## Directions for this task
Could you output each record below exactly as it stands and leave the pictures out?

## Material for the task
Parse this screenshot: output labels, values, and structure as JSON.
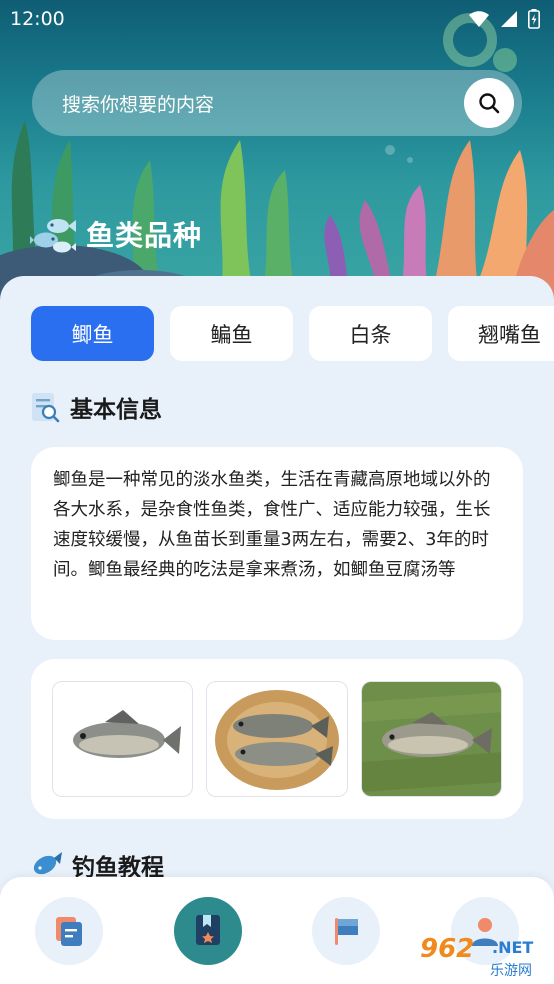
{
  "status_bar": {
    "time": "12:00"
  },
  "search": {
    "placeholder": "搜索你想要的内容"
  },
  "hero": {
    "section_title": "鱼类品种"
  },
  "tabs": [
    {
      "label": "鲫鱼",
      "active": true
    },
    {
      "label": "鳊鱼",
      "active": false
    },
    {
      "label": "白条",
      "active": false
    },
    {
      "label": "翘嘴鱼",
      "active": false
    }
  ],
  "basic_info": {
    "title": "基本信息",
    "text": "鲫鱼是一种常见的淡水鱼类，生活在青藏高原地域以外的各大水系，是杂食性鱼类，食性广、适应能力较强，生长速度较缓慢，从鱼苗长到重量3两左右，需要2、3年的时间。鲫鱼最经典的吃法是拿来煮汤，如鲫鱼豆腐汤等"
  },
  "photos": [
    {
      "alt": "fish-on-white"
    },
    {
      "alt": "fish-on-basket"
    },
    {
      "alt": "fish-on-grass"
    }
  ],
  "tutorial": {
    "title": "钓鱼教程"
  },
  "bottom_nav": [
    {
      "icon": "document-icon",
      "active": false
    },
    {
      "icon": "bookmark-icon",
      "active": true
    },
    {
      "icon": "flag-icon",
      "active": false
    },
    {
      "icon": "profile-icon",
      "active": false
    }
  ],
  "watermark": {
    "number": "962",
    "suffix": ".NET",
    "text": "乐游网"
  },
  "colors": {
    "accent": "#2a6ff0",
    "teal": "#2d8a8d",
    "panel": "#e8f0fa"
  }
}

## Reply
Parse this screenshot: output labels, values, and structure as JSON.
{
  "status_bar": {
    "time": "12:00"
  },
  "search": {
    "placeholder": "搜索你想要的内容"
  },
  "hero": {
    "section_title": "鱼类品种"
  },
  "tabs": [
    {
      "label": "鲫鱼",
      "active": true
    },
    {
      "label": "鳊鱼",
      "active": false
    },
    {
      "label": "白条",
      "active": false
    },
    {
      "label": "翘嘴鱼",
      "active": false
    }
  ],
  "basic_info": {
    "title": "基本信息",
    "text": "鲫鱼是一种常见的淡水鱼类，生活在青藏高原地域以外的各大水系，是杂食性鱼类，食性广、适应能力较强，生长速度较缓慢，从鱼苗长到重量3两左右，需要2、3年的时间。鲫鱼最经典的吃法是拿来煮汤，如鲫鱼豆腐汤等"
  },
  "photos": [
    {
      "alt": "fish-on-white"
    },
    {
      "alt": "fish-on-basket"
    },
    {
      "alt": "fish-on-grass"
    }
  ],
  "tutorial": {
    "title": "钓鱼教程"
  },
  "bottom_nav": [
    {
      "icon": "document-icon",
      "active": false
    },
    {
      "icon": "bookmark-icon",
      "active": true
    },
    {
      "icon": "flag-icon",
      "active": false
    },
    {
      "icon": "profile-icon",
      "active": false
    }
  ],
  "watermark": {
    "number": "962",
    "suffix": ".NET",
    "text": "乐游网"
  },
  "colors": {
    "accent": "#2a6ff0",
    "teal": "#2d8a8d",
    "panel": "#e8f0fa"
  }
}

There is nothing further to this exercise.